(Source data)
━━━━━━━━━━━━━━━━━━━━━━━━━━━━━━

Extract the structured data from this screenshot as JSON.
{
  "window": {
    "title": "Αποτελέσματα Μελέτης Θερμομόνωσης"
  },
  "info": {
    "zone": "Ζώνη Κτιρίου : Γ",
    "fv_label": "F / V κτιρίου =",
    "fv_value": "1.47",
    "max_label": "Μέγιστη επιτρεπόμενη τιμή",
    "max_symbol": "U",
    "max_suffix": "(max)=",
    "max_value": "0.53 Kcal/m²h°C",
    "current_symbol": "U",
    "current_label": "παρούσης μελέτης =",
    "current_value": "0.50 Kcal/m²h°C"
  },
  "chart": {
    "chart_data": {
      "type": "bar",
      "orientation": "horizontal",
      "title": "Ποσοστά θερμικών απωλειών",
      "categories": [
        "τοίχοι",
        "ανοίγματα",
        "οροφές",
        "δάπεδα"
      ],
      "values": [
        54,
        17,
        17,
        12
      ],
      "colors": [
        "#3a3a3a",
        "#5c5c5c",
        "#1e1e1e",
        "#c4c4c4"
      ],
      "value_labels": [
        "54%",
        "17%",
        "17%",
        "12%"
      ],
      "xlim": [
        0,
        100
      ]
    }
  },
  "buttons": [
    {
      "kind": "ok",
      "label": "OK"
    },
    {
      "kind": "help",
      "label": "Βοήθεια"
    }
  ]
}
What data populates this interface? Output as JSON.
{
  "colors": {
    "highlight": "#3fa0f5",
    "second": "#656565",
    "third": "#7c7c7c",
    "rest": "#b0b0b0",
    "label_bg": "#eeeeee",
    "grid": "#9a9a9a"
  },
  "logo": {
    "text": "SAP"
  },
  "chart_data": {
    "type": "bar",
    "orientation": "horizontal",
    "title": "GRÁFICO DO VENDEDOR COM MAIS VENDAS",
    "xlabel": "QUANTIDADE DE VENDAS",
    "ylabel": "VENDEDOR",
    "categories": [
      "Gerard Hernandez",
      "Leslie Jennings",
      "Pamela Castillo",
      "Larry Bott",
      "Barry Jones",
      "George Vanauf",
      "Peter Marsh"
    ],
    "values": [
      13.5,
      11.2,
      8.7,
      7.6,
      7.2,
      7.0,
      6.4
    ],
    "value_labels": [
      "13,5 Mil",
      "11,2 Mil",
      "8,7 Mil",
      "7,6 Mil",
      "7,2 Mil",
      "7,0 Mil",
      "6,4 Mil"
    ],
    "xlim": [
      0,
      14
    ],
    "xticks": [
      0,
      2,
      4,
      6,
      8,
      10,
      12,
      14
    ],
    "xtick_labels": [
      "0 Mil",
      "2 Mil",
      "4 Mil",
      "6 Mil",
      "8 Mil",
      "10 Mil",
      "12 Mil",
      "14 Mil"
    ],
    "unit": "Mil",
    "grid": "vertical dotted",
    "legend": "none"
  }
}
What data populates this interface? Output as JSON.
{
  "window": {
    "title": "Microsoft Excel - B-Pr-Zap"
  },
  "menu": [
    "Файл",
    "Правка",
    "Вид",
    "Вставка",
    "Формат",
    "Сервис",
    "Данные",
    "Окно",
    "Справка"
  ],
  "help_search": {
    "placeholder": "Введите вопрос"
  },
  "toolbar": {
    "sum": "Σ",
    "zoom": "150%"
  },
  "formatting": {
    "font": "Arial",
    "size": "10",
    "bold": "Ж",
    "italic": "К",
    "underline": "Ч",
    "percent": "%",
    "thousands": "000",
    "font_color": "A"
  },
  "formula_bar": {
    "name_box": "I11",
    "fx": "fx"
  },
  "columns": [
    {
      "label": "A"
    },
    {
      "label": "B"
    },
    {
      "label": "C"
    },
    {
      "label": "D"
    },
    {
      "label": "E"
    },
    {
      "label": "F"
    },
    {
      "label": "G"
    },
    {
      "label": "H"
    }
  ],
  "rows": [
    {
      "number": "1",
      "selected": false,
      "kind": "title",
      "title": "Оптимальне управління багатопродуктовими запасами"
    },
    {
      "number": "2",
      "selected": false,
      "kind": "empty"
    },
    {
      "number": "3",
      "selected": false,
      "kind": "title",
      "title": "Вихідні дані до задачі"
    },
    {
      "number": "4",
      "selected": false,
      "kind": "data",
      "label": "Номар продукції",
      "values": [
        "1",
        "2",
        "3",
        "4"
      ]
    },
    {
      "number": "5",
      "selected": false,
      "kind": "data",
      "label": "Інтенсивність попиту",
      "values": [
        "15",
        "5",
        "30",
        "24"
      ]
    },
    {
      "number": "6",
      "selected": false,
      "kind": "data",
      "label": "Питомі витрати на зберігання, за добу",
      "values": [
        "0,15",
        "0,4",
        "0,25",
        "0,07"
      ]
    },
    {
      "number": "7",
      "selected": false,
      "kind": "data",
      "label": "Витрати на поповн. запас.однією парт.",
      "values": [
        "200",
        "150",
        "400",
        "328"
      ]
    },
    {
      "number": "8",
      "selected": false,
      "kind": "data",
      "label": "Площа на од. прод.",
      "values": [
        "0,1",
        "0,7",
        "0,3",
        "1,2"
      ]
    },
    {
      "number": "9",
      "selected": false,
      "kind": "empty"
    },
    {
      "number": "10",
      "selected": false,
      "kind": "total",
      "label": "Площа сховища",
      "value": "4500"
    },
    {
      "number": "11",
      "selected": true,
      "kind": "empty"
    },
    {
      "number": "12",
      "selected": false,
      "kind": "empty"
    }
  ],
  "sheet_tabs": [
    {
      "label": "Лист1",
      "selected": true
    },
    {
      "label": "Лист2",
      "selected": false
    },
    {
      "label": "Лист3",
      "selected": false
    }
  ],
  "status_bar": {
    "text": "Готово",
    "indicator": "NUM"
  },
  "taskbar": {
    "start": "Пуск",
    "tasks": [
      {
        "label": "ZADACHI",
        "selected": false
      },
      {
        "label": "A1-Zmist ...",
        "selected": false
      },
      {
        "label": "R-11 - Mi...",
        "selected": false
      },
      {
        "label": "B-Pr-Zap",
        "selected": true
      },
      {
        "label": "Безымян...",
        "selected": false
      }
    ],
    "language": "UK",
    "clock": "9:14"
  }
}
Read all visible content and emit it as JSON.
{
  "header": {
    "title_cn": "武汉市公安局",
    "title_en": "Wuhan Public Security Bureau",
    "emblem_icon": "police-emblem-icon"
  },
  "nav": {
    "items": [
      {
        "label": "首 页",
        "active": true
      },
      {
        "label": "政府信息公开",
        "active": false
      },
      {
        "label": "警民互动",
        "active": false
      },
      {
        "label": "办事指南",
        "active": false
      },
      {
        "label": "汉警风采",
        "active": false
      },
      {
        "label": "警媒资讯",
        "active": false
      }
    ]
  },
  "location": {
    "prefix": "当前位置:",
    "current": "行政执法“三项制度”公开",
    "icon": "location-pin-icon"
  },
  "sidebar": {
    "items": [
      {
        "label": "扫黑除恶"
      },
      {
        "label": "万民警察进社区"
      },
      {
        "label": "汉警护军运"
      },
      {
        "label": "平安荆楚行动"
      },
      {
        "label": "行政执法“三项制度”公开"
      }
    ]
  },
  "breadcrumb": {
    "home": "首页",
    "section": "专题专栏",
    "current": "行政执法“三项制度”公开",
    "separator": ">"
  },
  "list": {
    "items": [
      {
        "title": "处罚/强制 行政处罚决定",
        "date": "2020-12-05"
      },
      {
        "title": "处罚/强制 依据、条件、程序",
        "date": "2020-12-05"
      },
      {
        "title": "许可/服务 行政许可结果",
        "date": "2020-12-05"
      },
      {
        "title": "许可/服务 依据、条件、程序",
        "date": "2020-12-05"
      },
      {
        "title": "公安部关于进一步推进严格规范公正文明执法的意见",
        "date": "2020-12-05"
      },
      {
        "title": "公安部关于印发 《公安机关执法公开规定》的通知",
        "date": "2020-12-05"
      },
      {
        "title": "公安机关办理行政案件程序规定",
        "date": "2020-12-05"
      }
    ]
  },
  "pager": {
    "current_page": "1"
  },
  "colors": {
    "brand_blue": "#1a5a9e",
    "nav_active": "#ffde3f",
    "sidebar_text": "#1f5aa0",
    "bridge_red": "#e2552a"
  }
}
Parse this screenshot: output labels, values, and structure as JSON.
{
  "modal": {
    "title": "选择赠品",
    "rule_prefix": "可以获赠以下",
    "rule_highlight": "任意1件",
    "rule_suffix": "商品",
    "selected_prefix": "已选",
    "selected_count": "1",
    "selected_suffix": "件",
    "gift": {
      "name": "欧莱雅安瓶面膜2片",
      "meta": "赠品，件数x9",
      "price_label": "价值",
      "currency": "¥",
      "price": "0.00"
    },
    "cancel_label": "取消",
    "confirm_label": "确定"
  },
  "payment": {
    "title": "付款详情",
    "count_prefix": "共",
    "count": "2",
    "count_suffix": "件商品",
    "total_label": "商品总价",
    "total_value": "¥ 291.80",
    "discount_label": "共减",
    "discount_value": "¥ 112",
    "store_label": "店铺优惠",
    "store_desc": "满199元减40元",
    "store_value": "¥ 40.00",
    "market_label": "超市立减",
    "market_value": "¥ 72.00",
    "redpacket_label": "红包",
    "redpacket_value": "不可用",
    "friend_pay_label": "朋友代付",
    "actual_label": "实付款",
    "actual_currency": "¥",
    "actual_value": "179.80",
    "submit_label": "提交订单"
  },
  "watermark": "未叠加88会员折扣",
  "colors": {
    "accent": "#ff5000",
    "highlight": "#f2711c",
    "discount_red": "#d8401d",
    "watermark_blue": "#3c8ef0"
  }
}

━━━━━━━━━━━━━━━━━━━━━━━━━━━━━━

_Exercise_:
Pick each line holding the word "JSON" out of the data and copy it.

_Your solution_:
Extract the structured data from this screenshot as JSON.
What data populates this interface? Output as JSON.
What data populates this interface? Output as JSON.
Read all visible content and emit it as JSON.
Parse this screenshot: output labels, values, and structure as JSON.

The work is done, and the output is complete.